▶ Exercise prompt
Word for word, copy the entire listing below, but do not carry over any pictures.

▶ Extracted information

********************

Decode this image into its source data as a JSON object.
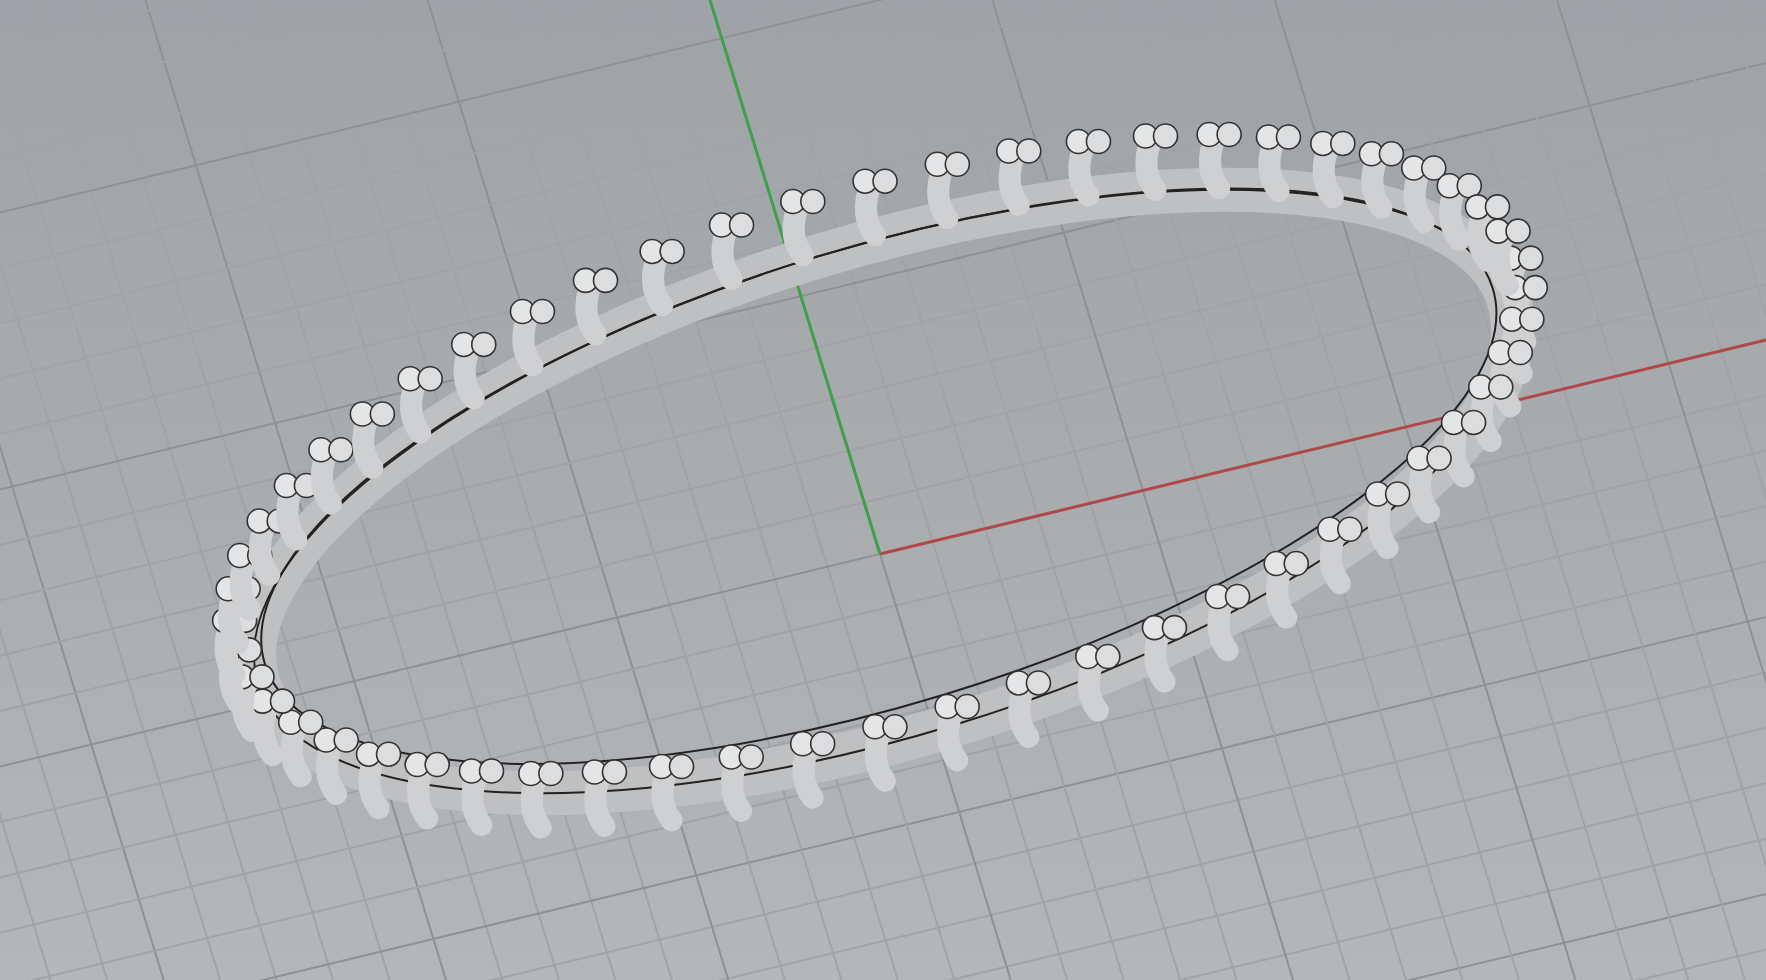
{
  "viewport": {
    "axes": [
      {
        "kind": "x",
        "color": "#b04848"
      },
      {
        "kind": "y",
        "color": "#3fa04a"
      }
    ]
  }
}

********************

▶ Answer box
Decode this image into its source data as a JSON object.
{
  "viewport": {
    "axes": [
      {
        "kind": "x",
        "color": "#b04848"
      },
      {
        "kind": "y",
        "color": "#3fa04a"
      }
    ]
  }
}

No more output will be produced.